Near the end of World War I, British archaeologist and army officer T.E. Lawrence contributed to the uprising of Arab forces against the Ottoman Empire throughout the Middle East. During that period of conflict, Lawrence utilized a caravan of nine armored Rolls-Royce Silver Ghosts. “A Rolls in the desert,” he said, “is above rubies.”
Much changed in the century that followed, but the most striking development—at least as it pertains to the revered British automaker—occurred exactly 100 years after Lawrence played a role in the Arab Revolt. In 2018, Rolls-Royce unveiled the Cullinan, the brand’s first sport utility vehicle.
An armored Silver Ghost may have been a ruby in 1918, but Rolls-Royce’s superlative SUV in 2018 is even more majestic. Could the British automaker have designed and debuted an SUV years before? Perhaps. But as Martin Fritsches, president of Rolls-Royce Motor Cars North America reveals, 10 years ago a young prospective Rolls-Royce customer could only get behind the wheel of a Phantom, an elegant and stately saloon that felt reserved for older generations.
To address this issue, in 2009 Rolls-Royce introduced the Ghost, a streamlined full-size sedan. It followed that up with the Wraith—a two-door grand-touring coupe—in 2013 and an elegant convertible, the Dawn, in 2015. Two years later, the automaker introduced a more powerful and more assertively designed Ghost and Wraith, both adorned with a new moniker: Black Badge. Finally, the historic British automaker boasted a more diverse model lineup, and the stage was set for a sport utility vehicle.

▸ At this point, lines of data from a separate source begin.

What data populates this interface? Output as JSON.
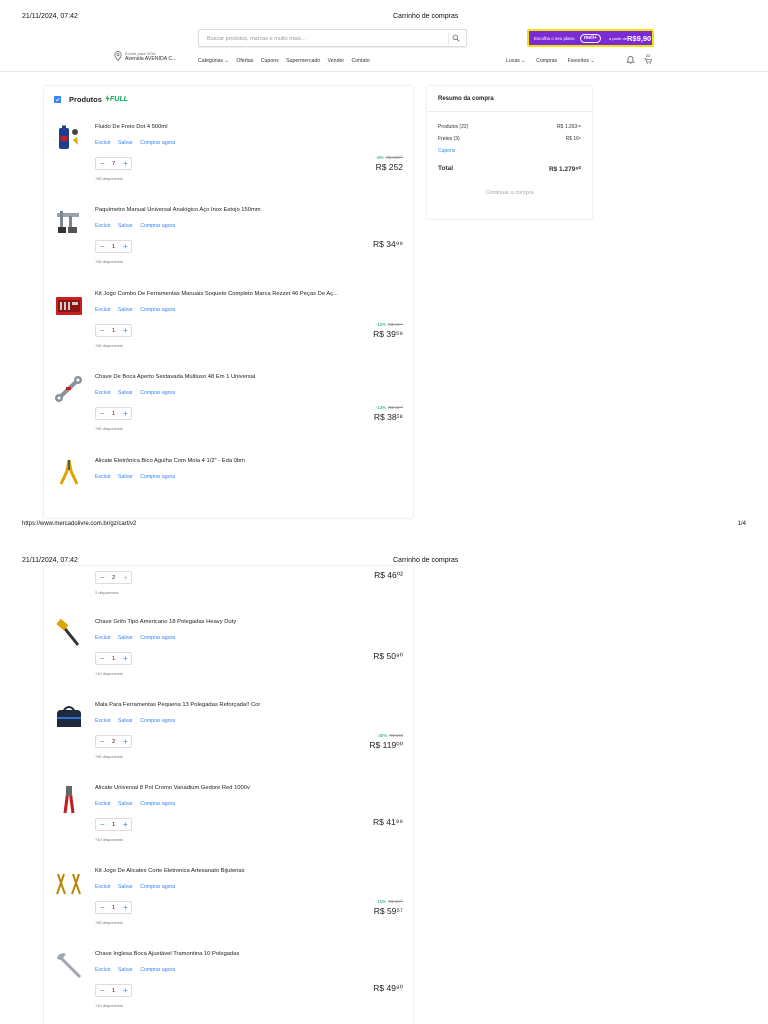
{
  "print": {
    "datetime": "21/11/2024, 07:42",
    "title": "Carrinho de compras",
    "url": "https://www.mercadolivre.com.br/gz/cart/v2",
    "page_label": "1/4"
  },
  "header": {
    "search_placeholder": "Buscar produtos, marcas e muito mais…",
    "promo_text": "Escolha o seu plano",
    "promo_pill": "meli+",
    "promo_from": "a partir de",
    "promo_price": "R$9,90",
    "address_line1": "Enviar para VEIA",
    "address_line2": "Avenida AVENIDA C...",
    "nav": [
      "Categorias ⌄",
      "Ofertas",
      "Cupons",
      "Supermercado",
      "Vender",
      "Contato"
    ],
    "user_nav": [
      "Lucas ⌄",
      "Compras",
      "Favoritos ⌄"
    ],
    "cart_label": "22"
  },
  "cart": {
    "title": "Produtos",
    "full_badge": "FULL",
    "items_page1": [
      {
        "title": "Fluido De Freio Dot 4 500ml",
        "qty": "7",
        "available": "+50 disponíveis",
        "discount": "-8%",
        "old_price": "R$ 283⁰⁰",
        "price": "R$ 252",
        "actions": [
          "Excluir",
          "Salvar",
          "Comprar agora"
        ]
      },
      {
        "title": "Paquímetro Manual Universal Analógico Aço Inox Estojo 150mm",
        "qty": "1",
        "available": "+50 disponíveis",
        "discount": "",
        "old_price": "",
        "price": "R$ 34⁹⁹",
        "actions": [
          "Excluir",
          "Salvar",
          "Comprar agora"
        ]
      },
      {
        "title": "Kit Jogo Combo De Ferramentas Manuais Soquete Completo Marca Rezzet 46 Peças De Aç...",
        "qty": "1",
        "available": "+50 disponíveis",
        "discount": "-12%",
        "old_price": "R$ 44⁹⁹",
        "price": "R$ 39⁵⁹",
        "actions": [
          "Excluir",
          "Salvar",
          "Comprar agora"
        ]
      },
      {
        "title": "Chave De Boca Aperto Sextavada Multiuso 48 Em 1 Universal",
        "qty": "1",
        "available": "+50 disponíveis",
        "discount": "-13%",
        "old_price": "R$ 43⁹⁰",
        "price": "R$ 38¹⁸",
        "actions": [
          "Excluir",
          "Salvar",
          "Comprar agora"
        ]
      },
      {
        "title": "Alicate Eletrônica Bico Agulha Com Mola 4 1/2\" - Eda 0bm",
        "actions": [
          "Excluir",
          "Salvar",
          "Comprar agora"
        ]
      }
    ],
    "partial_item_page2": {
      "qty": "2",
      "available": "2 disponíveis",
      "price": "R$ 46⁰²"
    },
    "items_page2": [
      {
        "title": "Chave Grifo Tipo Americano 18 Polegadas Heavy Duty",
        "qty": "1",
        "available": "+10 disponíveis",
        "discount": "",
        "old_price": "",
        "price": "R$ 50⁹⁰",
        "actions": [
          "Excluir",
          "Salvar",
          "Comprar agora"
        ]
      },
      {
        "title": "Mala Para Ferramentas Pequena 13 Polegadas Reforçada!! Cor",
        "qty": "2",
        "available": "+50 disponíveis",
        "discount": "-30%",
        "old_price": "R$ 340",
        "price": "R$ 119⁰⁰",
        "actions": [
          "Excluir",
          "Salvar",
          "Comprar agora"
        ]
      },
      {
        "title": "Alicate Universal 8 Pol Cromo Vanadium Gedore Red 1000v",
        "qty": "1",
        "available": "+10 disponíveis",
        "discount": "",
        "old_price": "",
        "price": "R$ 41⁹⁹",
        "actions": [
          "Excluir",
          "Salvar",
          "Comprar agora"
        ]
      },
      {
        "title": "Kit Jogo De Alicates Corte Eletronica Artesanato Bijuterias",
        "qty": "1",
        "available": "+50 disponíveis",
        "discount": "-10%",
        "old_price": "R$ 66⁰⁰",
        "price": "R$ 59⁵⁷",
        "actions": [
          "Excluir",
          "Salvar",
          "Comprar agora"
        ]
      },
      {
        "title": "Chave Inglesa Boca Ajustável Tramontina 10 Polegadas",
        "qty": "1",
        "available": "+10 disponíveis",
        "discount": "",
        "old_price": "",
        "price": "R$ 49⁹⁰",
        "actions": [
          "Excluir",
          "Salvar",
          "Comprar agora"
        ]
      }
    ]
  },
  "summary": {
    "title": "Resumo da compra",
    "products_label": "Produtos (22)",
    "products_value": "R$ 1.263¹⁸",
    "shipping_label": "Fretes (3)",
    "shipping_value": "R$ 16⁶",
    "coupon_label": "Cupons",
    "total_label": "Total",
    "total_value": "R$ 1.279⁸⁰",
    "continue_label": "Continuar a compra"
  },
  "colors": {
    "accent": "#3483fa",
    "green": "#00a650",
    "promo_purple": "#7a2bd6",
    "promo_border": "#f5e400"
  }
}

“At the point of maturity where the brand is and where the different relevant markets are standing and the trends, it was the perfect timing,” Fritsches says, reflecting on Rolls-Royce’s introduction of the Cullinan.
The all-wheel-drive SUV, equipped with an all-wheel steering system, allows the brand to further its expansion into the northern stretches of the United States and Canada, regions where inclement winter weather has until now restricted Rolls-Royce vehicle sales. Yet, the brand is placing equal emphasis on new business strategies tailored to attract and satisfy younger generations of ultra-high-net-worth consumers. “We need to be more international and expand the brand to a younger, more global clientele,” Fritsches explains.
Through new partnerships and associations with private jet companies, luxury resorts, and leading auction companies—not to mention sponsorships of upscale events across a broad spectrum of interests—Rolls-Royce is choosing to emphasize a lifestyle over a commodity. According to Fritsches, this shift of perspective, combined with the brand’s commitment to innovate by incorporating precious materials like gold and diamonds into its production methods, has Rolls-Royce positioned for even greater success in the years to come. rolls-royce.com